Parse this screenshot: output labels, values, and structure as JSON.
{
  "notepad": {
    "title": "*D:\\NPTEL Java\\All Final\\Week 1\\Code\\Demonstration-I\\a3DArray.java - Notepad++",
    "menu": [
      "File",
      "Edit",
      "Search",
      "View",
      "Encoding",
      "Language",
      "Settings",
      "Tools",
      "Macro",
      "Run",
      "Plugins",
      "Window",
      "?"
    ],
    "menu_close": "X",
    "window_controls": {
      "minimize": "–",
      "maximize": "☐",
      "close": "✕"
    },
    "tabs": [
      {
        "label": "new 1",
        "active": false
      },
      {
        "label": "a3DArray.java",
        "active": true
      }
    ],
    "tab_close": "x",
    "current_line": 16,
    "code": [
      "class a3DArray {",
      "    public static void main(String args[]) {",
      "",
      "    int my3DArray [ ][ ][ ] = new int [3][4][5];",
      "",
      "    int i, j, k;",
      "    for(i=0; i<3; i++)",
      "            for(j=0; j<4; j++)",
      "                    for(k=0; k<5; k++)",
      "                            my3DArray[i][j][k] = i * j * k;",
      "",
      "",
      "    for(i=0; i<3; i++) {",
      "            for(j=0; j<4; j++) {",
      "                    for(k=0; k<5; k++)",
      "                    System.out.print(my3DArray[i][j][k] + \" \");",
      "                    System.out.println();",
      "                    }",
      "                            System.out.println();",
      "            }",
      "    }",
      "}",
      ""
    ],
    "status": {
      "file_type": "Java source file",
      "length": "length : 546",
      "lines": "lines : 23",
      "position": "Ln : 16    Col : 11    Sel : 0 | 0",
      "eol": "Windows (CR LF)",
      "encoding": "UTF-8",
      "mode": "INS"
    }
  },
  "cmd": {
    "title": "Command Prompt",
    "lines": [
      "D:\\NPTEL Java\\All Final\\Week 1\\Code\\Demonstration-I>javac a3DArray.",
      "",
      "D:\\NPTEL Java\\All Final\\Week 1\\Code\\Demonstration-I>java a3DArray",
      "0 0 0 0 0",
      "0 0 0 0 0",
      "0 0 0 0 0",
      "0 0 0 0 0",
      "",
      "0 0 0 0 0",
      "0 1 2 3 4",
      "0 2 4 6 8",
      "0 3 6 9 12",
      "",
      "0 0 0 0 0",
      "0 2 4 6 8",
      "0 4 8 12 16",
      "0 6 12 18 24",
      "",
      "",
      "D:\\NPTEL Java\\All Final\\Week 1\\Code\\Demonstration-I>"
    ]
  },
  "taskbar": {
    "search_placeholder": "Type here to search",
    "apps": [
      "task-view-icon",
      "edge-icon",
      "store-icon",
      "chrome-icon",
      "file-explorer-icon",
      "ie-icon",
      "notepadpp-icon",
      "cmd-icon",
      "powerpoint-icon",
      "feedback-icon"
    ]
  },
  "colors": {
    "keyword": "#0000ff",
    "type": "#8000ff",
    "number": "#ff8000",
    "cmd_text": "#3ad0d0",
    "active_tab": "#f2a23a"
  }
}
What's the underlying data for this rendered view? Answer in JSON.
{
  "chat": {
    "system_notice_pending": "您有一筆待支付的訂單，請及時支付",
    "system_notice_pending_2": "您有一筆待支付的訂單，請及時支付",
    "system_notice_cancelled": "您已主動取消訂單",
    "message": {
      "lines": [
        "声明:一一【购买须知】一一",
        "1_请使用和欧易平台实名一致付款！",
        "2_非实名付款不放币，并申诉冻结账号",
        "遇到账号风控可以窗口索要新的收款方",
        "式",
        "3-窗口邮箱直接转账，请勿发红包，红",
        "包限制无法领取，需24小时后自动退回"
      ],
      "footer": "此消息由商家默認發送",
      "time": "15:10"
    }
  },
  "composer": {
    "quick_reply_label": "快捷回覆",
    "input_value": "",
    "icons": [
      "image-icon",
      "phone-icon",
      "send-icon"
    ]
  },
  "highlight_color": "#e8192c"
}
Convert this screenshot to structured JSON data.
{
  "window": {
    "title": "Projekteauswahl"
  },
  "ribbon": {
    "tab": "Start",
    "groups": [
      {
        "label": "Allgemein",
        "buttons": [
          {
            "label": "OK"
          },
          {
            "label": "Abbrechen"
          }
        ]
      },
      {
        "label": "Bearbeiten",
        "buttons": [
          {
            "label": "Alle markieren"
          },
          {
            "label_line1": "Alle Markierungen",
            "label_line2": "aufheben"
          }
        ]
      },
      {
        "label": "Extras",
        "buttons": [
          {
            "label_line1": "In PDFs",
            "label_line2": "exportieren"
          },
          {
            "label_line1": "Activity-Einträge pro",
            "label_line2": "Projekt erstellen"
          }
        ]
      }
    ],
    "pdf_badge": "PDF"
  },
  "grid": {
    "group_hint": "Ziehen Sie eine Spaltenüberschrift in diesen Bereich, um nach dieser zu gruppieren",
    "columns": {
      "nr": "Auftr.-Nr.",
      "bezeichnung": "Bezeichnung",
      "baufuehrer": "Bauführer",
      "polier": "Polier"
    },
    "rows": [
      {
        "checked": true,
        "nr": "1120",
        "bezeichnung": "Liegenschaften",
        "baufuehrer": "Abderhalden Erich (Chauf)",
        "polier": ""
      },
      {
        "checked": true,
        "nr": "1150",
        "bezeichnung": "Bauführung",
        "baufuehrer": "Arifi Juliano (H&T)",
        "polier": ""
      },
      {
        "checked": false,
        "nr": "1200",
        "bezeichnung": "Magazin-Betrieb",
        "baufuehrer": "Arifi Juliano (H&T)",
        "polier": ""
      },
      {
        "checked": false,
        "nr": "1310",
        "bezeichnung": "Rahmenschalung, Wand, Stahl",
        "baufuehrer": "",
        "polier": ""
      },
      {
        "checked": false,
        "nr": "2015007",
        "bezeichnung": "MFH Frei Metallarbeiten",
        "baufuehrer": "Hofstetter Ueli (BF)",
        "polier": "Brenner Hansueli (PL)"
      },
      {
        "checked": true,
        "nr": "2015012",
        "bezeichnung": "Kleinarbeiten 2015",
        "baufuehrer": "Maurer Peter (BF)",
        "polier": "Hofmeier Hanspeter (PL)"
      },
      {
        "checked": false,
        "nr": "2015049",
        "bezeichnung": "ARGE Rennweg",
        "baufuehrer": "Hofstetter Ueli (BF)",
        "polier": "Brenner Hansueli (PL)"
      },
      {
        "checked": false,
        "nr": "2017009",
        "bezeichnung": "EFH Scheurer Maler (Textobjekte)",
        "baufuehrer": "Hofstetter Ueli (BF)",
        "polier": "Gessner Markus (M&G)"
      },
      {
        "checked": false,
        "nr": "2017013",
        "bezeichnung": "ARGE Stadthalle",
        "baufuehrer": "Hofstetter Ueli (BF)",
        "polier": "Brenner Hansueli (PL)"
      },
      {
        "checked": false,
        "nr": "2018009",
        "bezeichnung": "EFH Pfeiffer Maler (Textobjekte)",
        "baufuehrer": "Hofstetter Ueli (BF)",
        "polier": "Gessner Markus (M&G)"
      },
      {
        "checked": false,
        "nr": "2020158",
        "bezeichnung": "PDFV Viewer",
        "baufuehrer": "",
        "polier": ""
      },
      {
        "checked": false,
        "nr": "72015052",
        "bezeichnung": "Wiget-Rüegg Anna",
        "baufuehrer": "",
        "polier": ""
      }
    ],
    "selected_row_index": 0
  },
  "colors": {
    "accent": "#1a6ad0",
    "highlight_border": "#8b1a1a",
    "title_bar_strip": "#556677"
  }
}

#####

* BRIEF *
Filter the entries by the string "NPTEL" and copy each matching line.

* WRITTEN REPLY *
    "title": "*D:\\NPTEL Java\\All Final\\Week 1\\Code\\Demonstration-I\\a3DArray.java - Notepad++",
      "D:\\NPTEL Java\\All Final\\Week 1\\Code\\Demonstration-I>javac a3DArray.",
      "D:\\NPTEL Java\\All Final\\Week 1\\Code\\Demonstration-I>java a3DArray",
      "D:\\NPTEL Java\\All Final\\Week 1\\Code\\Demonstration-I>"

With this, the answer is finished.